Your task is to write out all of the records once more, exactly.

**** PROVIDED DATA

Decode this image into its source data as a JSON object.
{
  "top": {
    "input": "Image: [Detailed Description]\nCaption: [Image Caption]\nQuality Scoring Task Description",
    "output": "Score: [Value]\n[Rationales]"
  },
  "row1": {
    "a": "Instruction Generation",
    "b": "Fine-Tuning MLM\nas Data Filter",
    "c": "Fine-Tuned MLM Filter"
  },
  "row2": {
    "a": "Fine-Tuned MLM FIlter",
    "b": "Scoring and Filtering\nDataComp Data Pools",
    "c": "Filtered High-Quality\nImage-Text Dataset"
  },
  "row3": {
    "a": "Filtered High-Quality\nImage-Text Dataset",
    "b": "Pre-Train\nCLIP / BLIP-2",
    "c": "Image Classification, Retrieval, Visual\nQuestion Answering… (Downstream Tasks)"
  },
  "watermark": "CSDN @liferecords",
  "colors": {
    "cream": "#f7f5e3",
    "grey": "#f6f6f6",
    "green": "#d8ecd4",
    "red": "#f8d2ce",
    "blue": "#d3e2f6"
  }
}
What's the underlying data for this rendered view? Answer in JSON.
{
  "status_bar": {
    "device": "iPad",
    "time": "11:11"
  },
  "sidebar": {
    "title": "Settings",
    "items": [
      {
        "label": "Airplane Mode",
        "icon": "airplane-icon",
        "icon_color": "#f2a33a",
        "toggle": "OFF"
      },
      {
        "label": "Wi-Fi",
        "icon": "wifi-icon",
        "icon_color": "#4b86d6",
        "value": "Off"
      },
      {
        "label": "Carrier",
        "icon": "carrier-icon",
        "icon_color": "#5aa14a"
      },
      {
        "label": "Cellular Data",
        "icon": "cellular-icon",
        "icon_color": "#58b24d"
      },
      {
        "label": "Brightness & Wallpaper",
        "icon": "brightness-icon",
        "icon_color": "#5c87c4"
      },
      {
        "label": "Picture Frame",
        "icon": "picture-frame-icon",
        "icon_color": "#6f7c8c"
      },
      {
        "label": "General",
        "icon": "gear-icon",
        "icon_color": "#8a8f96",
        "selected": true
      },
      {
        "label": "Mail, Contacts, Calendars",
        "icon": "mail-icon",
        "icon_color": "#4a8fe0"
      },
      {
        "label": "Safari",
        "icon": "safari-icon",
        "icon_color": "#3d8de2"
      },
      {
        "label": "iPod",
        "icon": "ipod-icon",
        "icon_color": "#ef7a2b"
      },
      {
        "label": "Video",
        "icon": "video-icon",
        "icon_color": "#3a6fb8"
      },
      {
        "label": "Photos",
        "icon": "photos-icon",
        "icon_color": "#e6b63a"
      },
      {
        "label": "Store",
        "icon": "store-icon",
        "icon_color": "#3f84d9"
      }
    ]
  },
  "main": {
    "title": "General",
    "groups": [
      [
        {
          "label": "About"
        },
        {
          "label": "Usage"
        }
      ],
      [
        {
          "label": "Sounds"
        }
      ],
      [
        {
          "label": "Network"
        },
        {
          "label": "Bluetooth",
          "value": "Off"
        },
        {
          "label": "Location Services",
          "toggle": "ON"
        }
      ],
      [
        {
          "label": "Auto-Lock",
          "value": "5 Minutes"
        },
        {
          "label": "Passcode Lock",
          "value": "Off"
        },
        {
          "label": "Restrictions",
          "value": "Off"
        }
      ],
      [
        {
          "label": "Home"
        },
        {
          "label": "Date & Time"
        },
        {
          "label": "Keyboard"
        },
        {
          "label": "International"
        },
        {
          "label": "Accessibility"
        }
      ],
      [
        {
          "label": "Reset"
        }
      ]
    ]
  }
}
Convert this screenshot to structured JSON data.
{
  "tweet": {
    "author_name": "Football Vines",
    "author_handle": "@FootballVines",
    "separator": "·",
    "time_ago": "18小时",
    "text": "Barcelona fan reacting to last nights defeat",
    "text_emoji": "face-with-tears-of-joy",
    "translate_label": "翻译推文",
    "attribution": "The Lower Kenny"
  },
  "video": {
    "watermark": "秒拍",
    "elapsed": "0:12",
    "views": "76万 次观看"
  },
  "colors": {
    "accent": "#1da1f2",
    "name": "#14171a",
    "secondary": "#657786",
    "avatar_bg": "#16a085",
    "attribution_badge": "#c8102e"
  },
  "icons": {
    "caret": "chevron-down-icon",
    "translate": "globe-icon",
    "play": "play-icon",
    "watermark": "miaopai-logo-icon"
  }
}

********

*ANSWER FOR THIS EXERCISE*
Decode this image into its source data as a JSON object.
{
  "top": {
    "input": "Image: [Detailed Description]\nCaption: [Image Caption]\nQuality Scoring Task Description",
    "output": "Score: [Value]\n[Rationales]"
  },
  "row1": {
    "a": "Instruction Generation",
    "b": "Fine-Tuning MLM\nas Data Filter",
    "c": "Fine-Tuned MLM Filter"
  },
  "row2": {
    "a": "Fine-Tuned MLM FIlter",
    "b": "Scoring and Filtering\nDataComp Data Pools",
    "c": "Filtered High-Quality\nImage-Text Dataset"
  },
  "row3": {
    "a": "Filtered High-Quality\nImage-Text Dataset",
    "b": "Pre-Train\nCLIP / BLIP-2",
    "c": "Image Classification, Retrieval, Visual\nQuestion Answering… (Downstream Tasks)"
  },
  "watermark": "CSDN @liferecords",
  "colors": {
    "cream": "#f7f5e3",
    "grey": "#f6f6f6",
    "green": "#d8ecd4",
    "red": "#f8d2ce",
    "blue": "#d3e2f6"
  }
}
What's the underlying data for this rendered view? Answer in JSON.
{
  "status_bar": {
    "device": "iPad",
    "time": "11:11"
  },
  "sidebar": {
    "title": "Settings",
    "items": [
      {
        "label": "Airplane Mode",
        "icon": "airplane-icon",
        "icon_color": "#f2a33a",
        "toggle": "OFF"
      },
      {
        "label": "Wi-Fi",
        "icon": "wifi-icon",
        "icon_color": "#4b86d6",
        "value": "Off"
      },
      {
        "label": "Carrier",
        "icon": "carrier-icon",
        "icon_color": "#5aa14a"
      },
      {
        "label": "Cellular Data",
        "icon": "cellular-icon",
        "icon_color": "#58b24d"
      },
      {
        "label": "Brightness & Wallpaper",
        "icon": "brightness-icon",
        "icon_color": "#5c87c4"
      },
      {
        "label": "Picture Frame",
        "icon": "picture-frame-icon",
        "icon_color": "#6f7c8c"
      },
      {
        "label": "General",
        "icon": "gear-icon",
        "icon_color": "#8a8f96",
        "selected": true
      },
      {
        "label": "Mail, Contacts, Calendars",
        "icon": "mail-icon",
        "icon_color": "#4a8fe0"
      },
      {
        "label": "Safari",
        "icon": "safari-icon",
        "icon_color": "#3d8de2"
      },
      {
        "label": "iPod",
        "icon": "ipod-icon",
        "icon_color": "#ef7a2b"
      },
      {
        "label": "Video",
        "icon": "video-icon",
        "icon_color": "#3a6fb8"
      },
      {
        "label": "Photos",
        "icon": "photos-icon",
        "icon_color": "#e6b63a"
      },
      {
        "label": "Store",
        "icon": "store-icon",
        "icon_color": "#3f84d9"
      }
    ]
  },
  "main": {
    "title": "General",
    "groups": [
      [
        {
          "label": "About"
        },
        {
          "label": "Usage"
        }
      ],
      [
        {
          "label": "Sounds"
        }
      ],
      [
        {
          "label": "Network"
        },
        {
          "label": "Bluetooth",
          "value": "Off"
        },
        {
          "label": "Location Services",
          "toggle": "ON"
        }
      ],
      [
        {
          "label": "Auto-Lock",
          "value": "5 Minutes"
        },
        {
          "label": "Passcode Lock",
          "value": "Off"
        },
        {
          "label": "Restrictions",
          "value": "Off"
        }
      ],
      [
        {
          "label": "Home"
        },
        {
          "label": "Date & Time"
        },
        {
          "label": "Keyboard"
        },
        {
          "label": "International"
        },
        {
          "label": "Accessibility"
        }
      ],
      [
        {
          "label": "Reset"
        }
      ]
    ]
  }
}
Convert this screenshot to structured JSON data.
{
  "tweet": {
    "author_name": "Football Vines",
    "author_handle": "@FootballVines",
    "separator": "·",
    "time_ago": "18小时",
    "text": "Barcelona fan reacting to last nights defeat",
    "text_emoji": "face-with-tears-of-joy",
    "translate_label": "翻译推文",
    "attribution": "The Lower Kenny"
  },
  "video": {
    "watermark": "秒拍",
    "elapsed": "0:12",
    "views": "76万 次观看"
  },
  "colors": {
    "accent": "#1da1f2",
    "name": "#14171a",
    "secondary": "#657786",
    "avatar_bg": "#16a085",
    "attribution_badge": "#c8102e"
  },
  "icons": {
    "caret": "chevron-down-icon",
    "translate": "globe-icon",
    "play": "play-icon",
    "watermark": "miaopai-logo-icon"
  }
}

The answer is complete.